This activity links with Grade 5 Science: Multicellular organisms and organs, and Curricular Competencies – questioning and predicting, planning and conducting an experiment.

What You Need

  • Paper towel tube or a length of plastic tubing that will fit the mouths of the funnels you have
  • 2 Funnels, one larger (~8cm wide mouth) and one smaller (2 or 3cm)
  • 1 balloon
  • Duct tape
  • A watch that shows seconds
  • A friend

What To Do

Part 1: Make your own stethoscope

This is the tool that doctors use to listen to your heartbeat.

Cut the bottom off a balloon and put it over the wide end of the larger funnel. Get it as tight as possible – you should be able to tap it like a drum. Tape the cut edge of the balloon to the funnel.

Attach the funnels to the plastic tubing – one at each end. Secure with duct tape. If you are using a paper towel tube, you will only need the large funnel. Put the narrow end into the paper towel tube and secure the join with duct tape. The small funnel end is the listening piece and the larger one is the part you place on yourself or someone else to hear the heartbeat.

Part 2: Now you get to experiment

Predict how many times in a minute your heart will beat? How often do you think your parents or friends will beat in the same time?

a.    Check it out by gently placing the listening end of the stethoscope onto your friend’s chest when they are lying down on the ground or on the sofa. Put your ear to the other end and listen. It will sound like lub dub, lub dub …. . Each ‘lub dub’ is one heartbeat. Count the beats for ten seconds. Multiply this by 6 to get the beats per minute. This is your friend’s baseline heartbeat. Now switch and have your friend check your heartbeat for ten seconds. Multiply by 6. Are they different?

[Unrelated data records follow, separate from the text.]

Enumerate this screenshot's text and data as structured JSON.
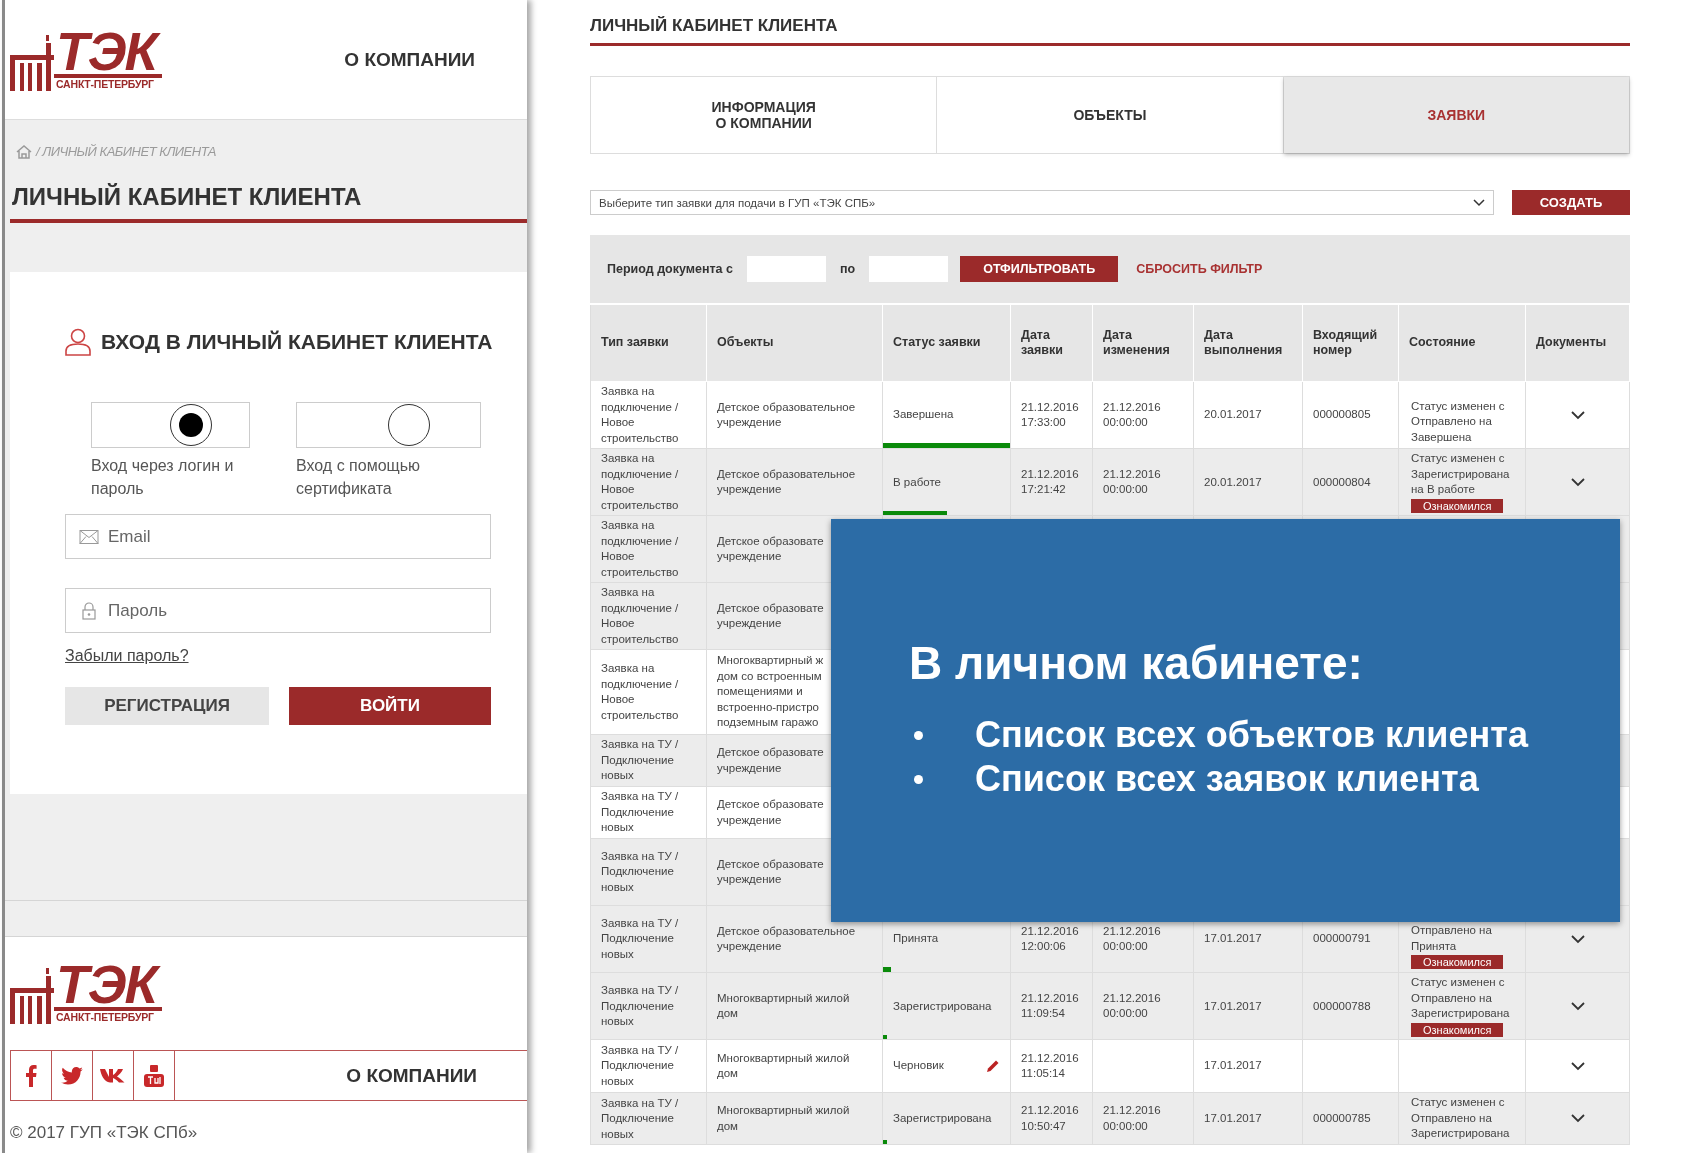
{
  "login_screen": {
    "logo": {
      "name": "ТЭК",
      "city": "САНКТ-ПЕТЕРБУРГ"
    },
    "nav_link": "О КОМПАНИИ",
    "breadcrumb": "/ ЛИЧНЫЙ КАБИНЕТ КЛИЕНТА",
    "title": "ЛИЧНЫЙ КАБИНЕТ КЛИЕНТА",
    "login_form": {
      "heading": "ВХОД В ЛИЧНЫЙ КАБИНЕТ КЛИЕНТА",
      "methods": [
        {
          "label": "Вход через логин и пароль",
          "selected": true
        },
        {
          "label": "Вход с помощью сертификата",
          "selected": false
        }
      ],
      "email": {
        "placeholder": "Email"
      },
      "password": {
        "placeholder": "Пароль"
      },
      "forgot_link": "Забыли пароль?",
      "buttons": [
        {
          "label": "РЕГИСТРАЦИЯ",
          "kind": "secondary"
        },
        {
          "label": "ВОЙТИ",
          "kind": "primary"
        }
      ]
    },
    "footer": {
      "logo": {
        "name": "ТЭК",
        "city": "САНКТ-ПЕТЕРБУРГ"
      },
      "nav_link": "О КОМПАНИИ",
      "copyright": "© 2017 ГУП «ТЭК СПб»"
    }
  },
  "cabinet_screen": {
    "title": "ЛИЧНЫЙ КАБИНЕТ КЛИЕНТА",
    "tabs": [
      {
        "label": "ИНФОРМАЦИЯ\nО КОМПАНИИ",
        "selected": false
      },
      {
        "label": "ОБЪЕКТЫ",
        "selected": false
      },
      {
        "label": "ЗАЯВКИ",
        "selected": true
      }
    ],
    "request_type_select": {
      "prompt": "Выберите тип заявки для подачи в ГУП «ТЭК СПБ»"
    },
    "create_button": "СОЗДАТЬ",
    "filter": {
      "label": "Период документа с",
      "to_label": "по",
      "apply_button": "ОТФИЛЬТРОВАТЬ",
      "reset_link": "СБРОСИТЬ ФИЛЬТР"
    },
    "table": {
      "columns": [
        "Тип заявки",
        "Объекты",
        "Статус заявки",
        "Дата заявки",
        "Дата изменения",
        "Дата выполнения",
        "Входящий номер",
        "Состояние",
        "Документы"
      ],
      "rows": [
        {
          "kind": "full",
          "type": "Заявка на подключение / Новое строительство",
          "object": "Детское образовательное учреждение",
          "status": "Завершена",
          "level": 1,
          "editable": false,
          "requested": "21.12.2016 17:33:00",
          "changed": "21.12.2016 00:00:00",
          "completed": "20.01.2017",
          "number": "000000805",
          "state": "Статус изменен с Отправлено на Завершена"
        },
        {
          "kind": "full",
          "type": "Заявка на подключение / Новое строительство",
          "object": "Детское образовательное учреждение",
          "status": "В работе",
          "level": 0.5,
          "editable": false,
          "requested": "21.12.2016 17:21:42",
          "changed": "21.12.2016 00:00:00",
          "completed": "20.01.2017",
          "number": "000000804",
          "state": "Статус изменен с Зарегистрирована на В работе",
          "badge": "Ознакомился"
        },
        {
          "kind": "covered",
          "type": "Заявка на подключение / Новое строительство",
          "object": "Детское образовате\nучреждение"
        },
        {
          "kind": "covered",
          "type": "Заявка на подключение / Новое строительство",
          "object": "Детское образовате\nучреждение"
        },
        {
          "kind": "covered",
          "type": "Заявка на подключение / Новое строительство",
          "object": "Многоквартирный ж\nдом со встроенным\nпомещениями и\nвстроенно-пристро\nподземным гаражо"
        },
        {
          "kind": "covered",
          "type": "Заявка на ТУ / Подключение новых",
          "object": "Детское образовате\nучреждение"
        },
        {
          "kind": "covered",
          "type": "Заявка на ТУ / Подключение новых",
          "object": "Детское образовате\nучреждение"
        },
        {
          "kind": "covered",
          "type": "Заявка на ТУ / Подключение новых",
          "object": "Детское образовате\nучреждение"
        },
        {
          "kind": "full",
          "type": "Заявка на ТУ / Подключение новых",
          "object": "Детское образовательное учреждение",
          "status": "Принята",
          "level": 0.06,
          "editable": false,
          "requested": "21.12.2016 12:00:06",
          "changed": "21.12.2016 00:00:00",
          "completed": "17.01.2017",
          "number": "000000791",
          "state": "Отправлено на Принята",
          "badge": "Ознакомился"
        },
        {
          "kind": "full",
          "type": "Заявка на ТУ / Подключение новых",
          "object": "Многоквартирный жилой дом",
          "status": "Зарегистрирована",
          "level": 0.03,
          "editable": false,
          "requested": "21.12.2016 11:09:54",
          "changed": "21.12.2016 00:00:00",
          "completed": "17.01.2017",
          "number": "000000788",
          "state": "Статус изменен с Отправлено на Зарегистрирована",
          "badge": "Ознакомился"
        },
        {
          "kind": "full",
          "type": "Заявка на ТУ / Подключение новых",
          "object": "Многоквартирный жилой дом",
          "status": "Черновик",
          "editable": true,
          "requested": "21.12.2016 11:05:14",
          "completed": "17.01.2017"
        },
        {
          "kind": "full",
          "type": "Заявка на ТУ / Подключение новых",
          "object": "Многоквартирный жилой дом",
          "status": "Зарегистрирована",
          "level": 0.03,
          "editable": false,
          "requested": "21.12.2016 10:50:47",
          "changed": "21.12.2016 00:00:00",
          "completed": "17.01.2017",
          "number": "000000785",
          "state": "Статус изменен с Отправлено на Зарегистрирована"
        }
      ]
    }
  },
  "overlay": {
    "heading": "В личном кабинете:",
    "bullets": [
      "Список всех объектов клиента",
      "Список всех заявок клиента"
    ]
  }
}
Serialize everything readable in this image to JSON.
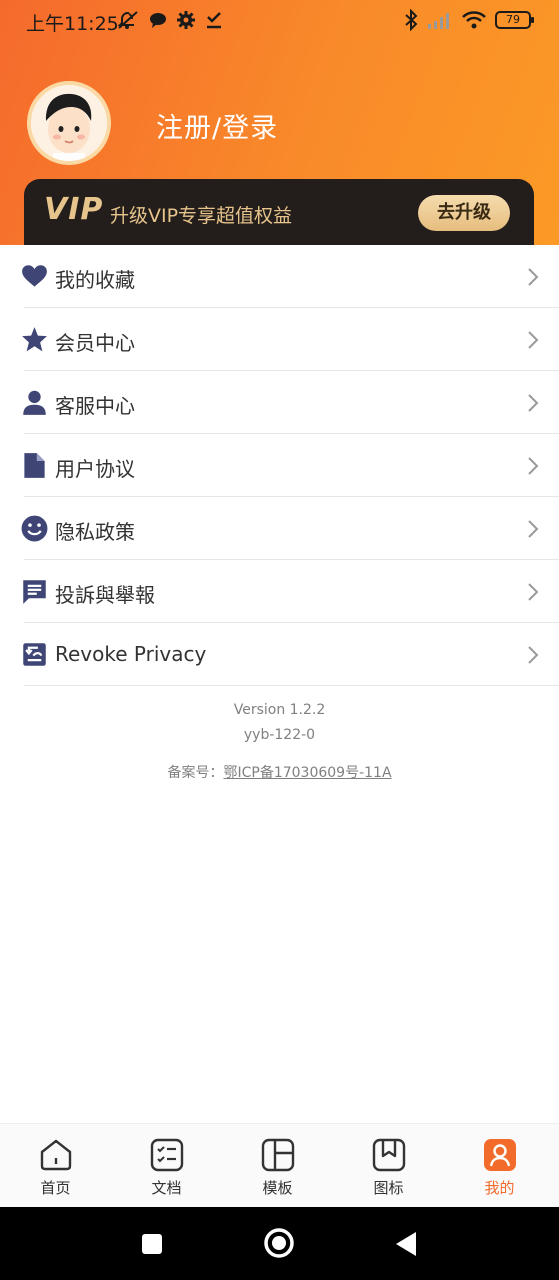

Now think about whether the heart beat might change at all. What do you think would happen if you measured your heartbeat standing up? After running really fast outside? After eating a big bowl of chocolate ice cream? Does whether you are hot or cold make a difference to your heartbeat?

b.    Check it out. Use the stethoscope to listen to the heartbeat after different activities. Always count the beats for the same length of time (ten seconds and then multiply by 6) so you can compare.

c.     What did you find out?

d.    Why do you think your heart might beat faster after exercise for example?

What about other animals?

e.    If you have a cat or dog, use your stethoscope to see what their heart beats are per minute.

What’s Going On:

Your heart is a pretty important and hardworking muscle. Its job is to pump blood all around your body. This brings oxygen and nutrients to our cells, from our heads to our toes.  

Young people usually have a heart rate of around 80 beats a minute. Adults have a little slower rate, around 70 beats every minute.

When you exercise, the muscles around your body (for example in your legs) need more oxygen, so your heart pumps faster to supply it. ­­ 

Did you know that an elephant’s heart beats 25 times a minute, and a mouse has a heartbeat of 650 times a minute? Wow!

SFU Scientists

Meet Peter Ruben, Heart Helper

Peter Ruben is a professor in the department of Biomedical Physiology & Kinesiology and the Associate Dean, Research and Advancement for the Faculty of Science. His work focuses on congenital heart diseases such as dysfunction of cardiac ion channels (channelopathies) and contractile proteins (cardiomyopathies) both of which can result in arrhythmias and sudden cardiac death.

Read more here...

Peter Ruben's research website